Mostly, I was irritated that they charged $20 (no student discount even!) for this piece that lasted less than an hour. It was beautiful and fun, but overpriced for my budget and what it was and that makes me less likely to recommend it to others, even though it was a lovely piece of theater/dance/opera/experimentation. If it had either been longer and more cohesive OR cheaper, I would be raving about it right now. It was fun and funny and beautiful at moments, and everyone who worked on it is super talented. There were many performers who I would have liked to see more of. There was some fascinating tumbling and clowning, some compelling sugestions of character and relationship, and, of course, many gorgeous costumes (I would have loved to see more done with the fish!). There were many things they could have pulled out and made more of in this show, and I'm kind of sad they didn't. I very much admire what they do with the 99cent Only Store Shows, but I will say that I liked last year's better.

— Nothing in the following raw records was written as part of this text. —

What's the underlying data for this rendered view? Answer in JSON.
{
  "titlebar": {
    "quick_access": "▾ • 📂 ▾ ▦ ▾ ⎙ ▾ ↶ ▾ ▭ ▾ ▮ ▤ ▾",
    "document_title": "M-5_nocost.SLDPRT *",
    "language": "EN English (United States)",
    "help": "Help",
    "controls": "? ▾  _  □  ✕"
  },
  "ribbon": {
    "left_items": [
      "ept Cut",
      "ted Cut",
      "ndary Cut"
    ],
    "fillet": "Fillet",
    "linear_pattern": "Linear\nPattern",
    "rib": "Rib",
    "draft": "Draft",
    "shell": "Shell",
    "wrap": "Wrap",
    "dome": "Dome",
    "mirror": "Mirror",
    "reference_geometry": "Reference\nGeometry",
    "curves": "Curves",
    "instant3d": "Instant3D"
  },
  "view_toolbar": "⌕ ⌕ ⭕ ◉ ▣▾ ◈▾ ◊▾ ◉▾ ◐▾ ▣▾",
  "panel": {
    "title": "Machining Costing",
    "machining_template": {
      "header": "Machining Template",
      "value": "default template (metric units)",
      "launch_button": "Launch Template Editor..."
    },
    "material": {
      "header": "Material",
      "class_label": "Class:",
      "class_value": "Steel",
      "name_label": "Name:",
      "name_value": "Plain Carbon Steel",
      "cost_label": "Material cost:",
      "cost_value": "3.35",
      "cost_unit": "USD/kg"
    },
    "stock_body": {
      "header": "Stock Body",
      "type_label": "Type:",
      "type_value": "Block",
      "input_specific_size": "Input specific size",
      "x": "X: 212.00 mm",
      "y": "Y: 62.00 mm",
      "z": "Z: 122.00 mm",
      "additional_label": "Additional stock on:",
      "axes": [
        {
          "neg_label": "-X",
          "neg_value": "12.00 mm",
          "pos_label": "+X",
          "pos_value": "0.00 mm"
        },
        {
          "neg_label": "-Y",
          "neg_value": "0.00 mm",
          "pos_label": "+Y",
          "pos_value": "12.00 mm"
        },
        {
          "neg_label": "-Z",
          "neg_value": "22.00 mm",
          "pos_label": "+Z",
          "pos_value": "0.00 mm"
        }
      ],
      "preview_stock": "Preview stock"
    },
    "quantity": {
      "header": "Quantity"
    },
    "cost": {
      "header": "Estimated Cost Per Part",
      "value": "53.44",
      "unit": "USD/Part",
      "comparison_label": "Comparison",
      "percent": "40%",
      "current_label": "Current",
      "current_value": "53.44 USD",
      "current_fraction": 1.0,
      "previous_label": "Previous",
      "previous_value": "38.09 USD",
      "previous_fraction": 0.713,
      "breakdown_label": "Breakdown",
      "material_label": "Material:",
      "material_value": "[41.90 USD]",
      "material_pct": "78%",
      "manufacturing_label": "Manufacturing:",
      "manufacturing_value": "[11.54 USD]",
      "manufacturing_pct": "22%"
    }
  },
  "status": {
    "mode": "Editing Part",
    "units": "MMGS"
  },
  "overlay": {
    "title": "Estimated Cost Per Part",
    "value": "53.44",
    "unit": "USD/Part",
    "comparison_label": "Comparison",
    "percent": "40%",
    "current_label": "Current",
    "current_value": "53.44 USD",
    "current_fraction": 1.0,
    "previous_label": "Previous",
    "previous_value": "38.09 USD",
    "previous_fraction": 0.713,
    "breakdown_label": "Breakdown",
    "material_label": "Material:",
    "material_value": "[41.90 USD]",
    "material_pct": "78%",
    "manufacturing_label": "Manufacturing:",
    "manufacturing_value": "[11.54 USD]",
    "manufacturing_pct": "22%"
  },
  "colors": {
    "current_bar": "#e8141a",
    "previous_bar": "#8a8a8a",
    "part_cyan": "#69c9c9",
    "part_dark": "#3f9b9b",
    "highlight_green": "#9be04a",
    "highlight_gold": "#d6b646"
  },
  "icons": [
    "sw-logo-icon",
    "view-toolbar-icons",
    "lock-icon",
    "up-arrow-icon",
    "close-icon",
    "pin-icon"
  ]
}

Saturday, December 02, 2006

Resistant Femme as Domestic Terrorist

Lois Weaver. Diary of a Domestic Terrorist. UCLA. 11/30/06.

Lois Weaver, consummate femme performance artist, gave a combination show and lecture that included a retrospective of some of her past work, excerpts from her current performance piece, What Tammy Needs To Know, and, most importantly, a call to arms. She explored two intertwined terms, "Domestic terrorist" and "resistant femme" to posit strategies for resistance against dominant regimes. Weaver offered public, active domesticity and femininity as techniques for celebrating resistance. The image of Weaver hanging her laundry in public, projected onto a sheet, becomes an image of oposition against those who want us to be quiet and orderly. Instead of behaving properly, Weaver takes off her clothes. Instead of censoring her nipples, she shows a video in which she let them all hang out. She distributes clothespins (aka homemade nipple clamps) with the label 'domestic terrorist' on them and encourages eveyone to use them proudly and visibly. Weaver's domestic terrorism is a subtle form of resistance, but in its active opposition it terrorizes those who terrorize us. Weaver is feminity with power, performed actively and by choice, visible and deliberately not perfect. This is her performance as a 'resistant femme' embracing, celebrating, and subverting femininity. She finds the power and the threat in domesticity and performs femme as visibly queer and visibly resistant even without the butch to make it visibly lesbian. She's an excellent femme role model as well as an excellent speaker and performer, and if you're ever given the chance to see her do her thing, please take it.